Q: We have close friends who are going through a bitter divorce. Do we have to choose between them at our wedding?
Ugh. The absolute last thing that a bride, about to take that leap of faith into the first optimistic blushed of marriage, needs to deal with is the ugly reality of divorce. So don't. If they are both close friends, you don't need to choose between them. But you do need to have a conversation with them. "You have to call them directly - not just send an invitation and cross your fingers and hope for the best," says Danielle Cameron, founder of Details Within Wedding Consulting in Merimac. "I would be up front about it with them," says Linnea Tangorra, owner of Tangorra Wedding Planning in Newburyport. I would say, "We want you to be there. Hopefully it's not going to be awkward and you aren't going to make an uncomfortable situation for anybody. We won't sit you at the same table." But whatever you do, don't chose between them. "That would be bad," says Sylvia Golden, owner of Events by Sylvia Golden in Needham. "I don't think you should make the decision for them - I think it's their decision to make and they will. If it's really bad, one will show up and the other one won't. Put it in their hands." And hide the knives.
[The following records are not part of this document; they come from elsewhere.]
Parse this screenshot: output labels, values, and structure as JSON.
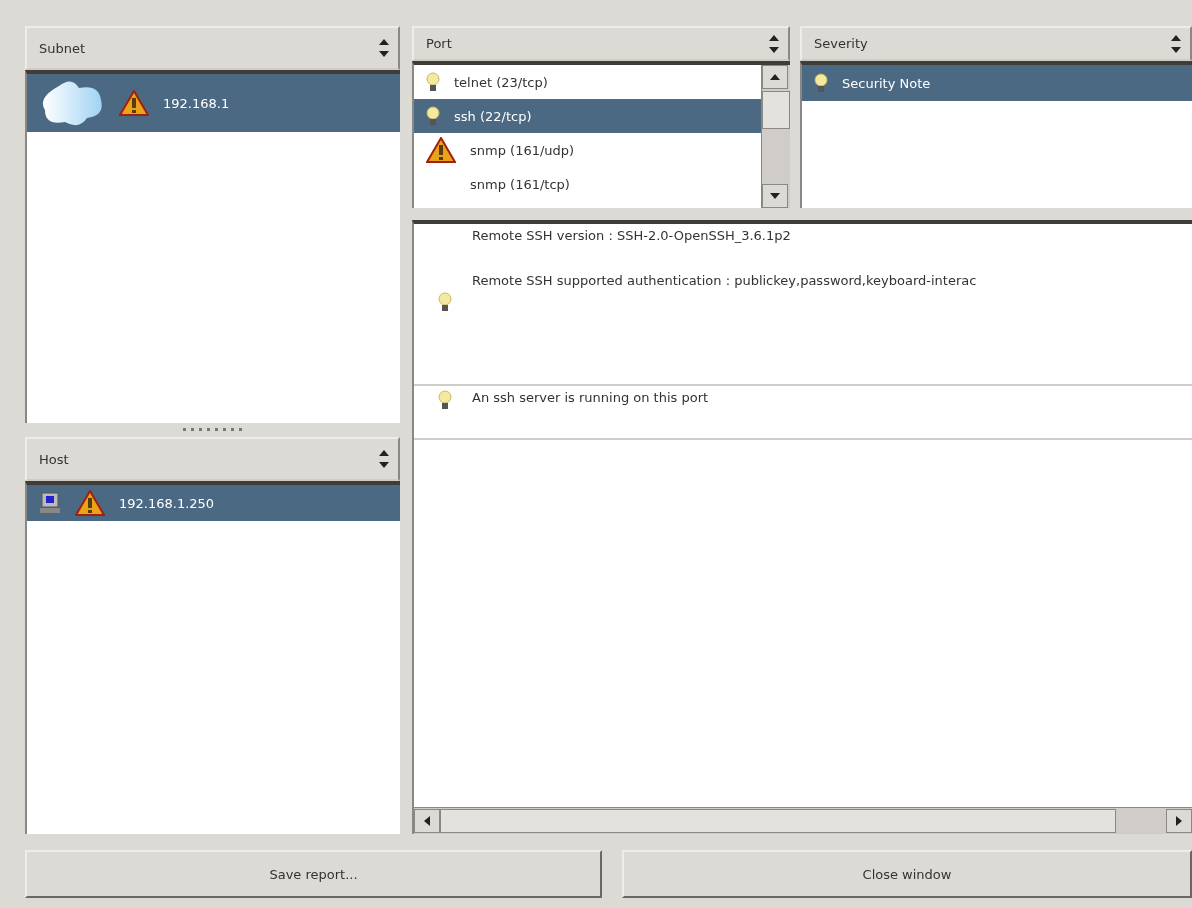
{
  "subnet": {
    "header": "Subnet",
    "rows": [
      {
        "kind": "network",
        "warning": true,
        "label": "192.168.1",
        "selected": true
      }
    ]
  },
  "host": {
    "header": "Host",
    "rows": [
      {
        "kind": "computer",
        "warning": true,
        "label": "192.168.1.250",
        "selected": true
      }
    ]
  },
  "port": {
    "header": "Port",
    "rows": [
      {
        "warning": false,
        "label": "telnet (23/tcp)",
        "selected": false
      },
      {
        "warning": false,
        "label": "ssh (22/tcp)",
        "selected": true
      },
      {
        "warning": true,
        "label": "snmp (161/udp)",
        "selected": false
      },
      {
        "label": "snmp (161/tcp)",
        "selected": false
      }
    ]
  },
  "severity": {
    "header": "Severity",
    "rows": [
      {
        "warning": false,
        "label": "Security Note",
        "selected": true
      }
    ]
  },
  "details": [
    {
      "warning": false,
      "lines": [
        "Remote SSH version : SSH-2.0-OpenSSH_3.6.1p2",
        "Remote SSH supported authentication : publickey,password,keyboard-interac"
      ]
    },
    {
      "warning": false,
      "lines": [
        "An ssh server is running on this port"
      ]
    }
  ],
  "buttons": [
    "Save report...",
    "Close window"
  ]
}
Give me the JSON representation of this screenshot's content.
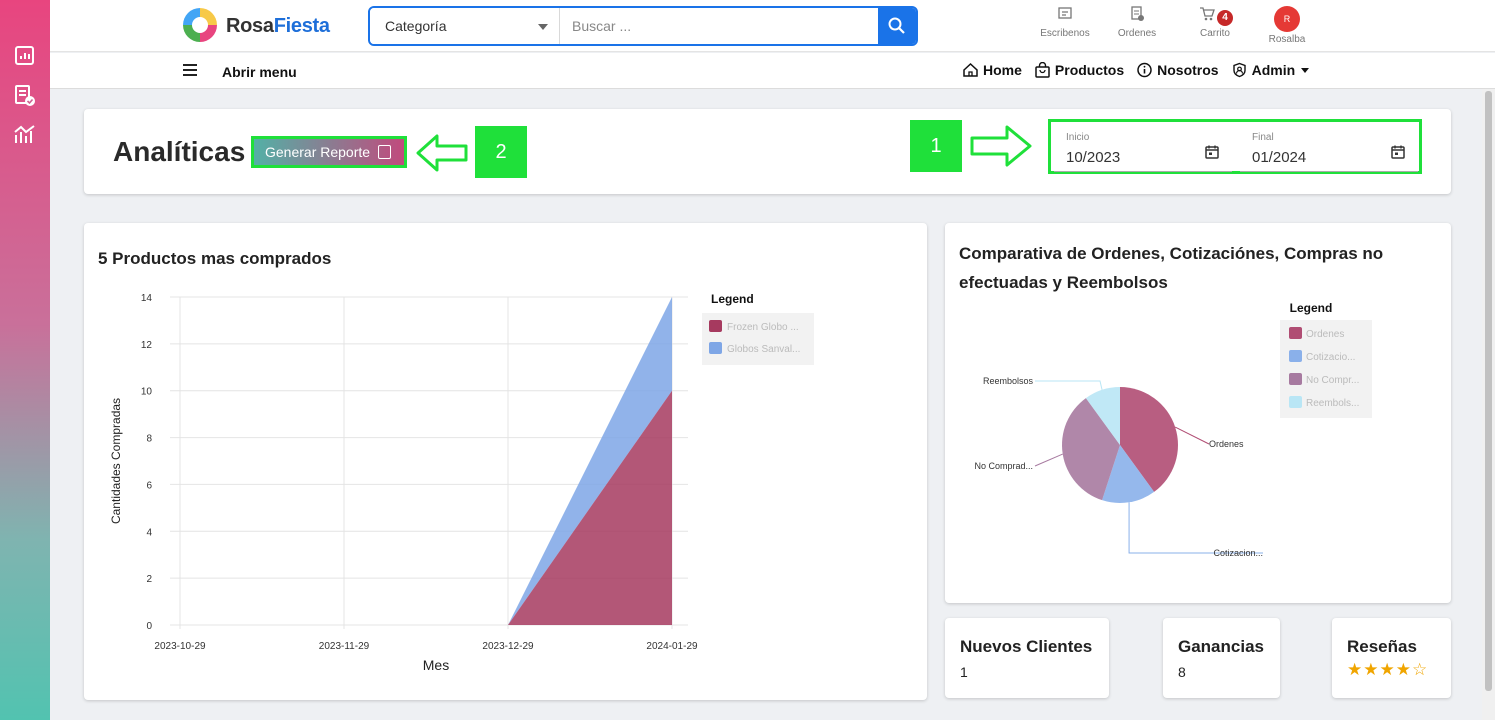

Q: We've finally gotten a complete guest list together, but I'm anxious about running into non-invitees. What do I say if they allude to the wedding?
This situation is never easy, but there is a tactful, sensitive way to handle it. "I actually had someone tell me he was excited to get my wedding invitation," says Sonia Mele Forcina, Owner and Bridal Coordinator at Details, a fine stationery and gifts shop in Philadelphia. "I knew my wedding was going to be very intimate, and that his invitation wasn't coming - so I told him so." Just be sincere, kind and, most importantly honest. Explain you've got a set number of guests you can have and you're trying to keep it as intimate as possible. "If you think about it, there is a reason why they're not being invited," says Forcina. "Unless it's something truly negative, go ahead and tell them what it is." Many times, your acquaintance will have already apologized for their presumptuous comment, and will be understanding of your guest-list restrictions.
Q: We're planning a destination wedding in a tropical setting and everyone is flying in. Are we responsible for making plans for our guests or are they on their own?
Consider yourself the pilot, says Mark Kingsdorf, owner of the Queen of Hearts Wedding Consultants in Philadelphia. At the very least, your duties include reserving a block of rooms and providing instructions for transportation to the resort. "People tend to think of a destination wedding as a vacation, so you also should offer information on things to do while they're there, such as tours and cool restaurants," he says. The easiest way to share the details is to set up a website. You might post pictures of the destination, as well as contact information, so guests can readily book rooms and plan activities.
Q: My future in-laws gave us a ridiculously long guest list. How do I tell them tactfully that they can't invite all these people?
The key here is to cloak your firm refusal in a bit of hospitality. Invite your in-laws over for drinks, and after you've talked weddings awhile, smile and say, "About the guest list. We would love to include everyone we know, but there's just not enough room in our budget - or our venue. And it really means a lot to us to stick to those decisions." That way, even if they offer to help with expenses, you needn't budge. Suggest eliminating categories of people (like work colleagues or neighbors), so no member of a group is left out. Tell them you'll flag their distant cousins as alternates, as regrets come in, you'll mail out additional invites. As long as the RSVP cards come to your house, not theirs, you'll be able to call the shots.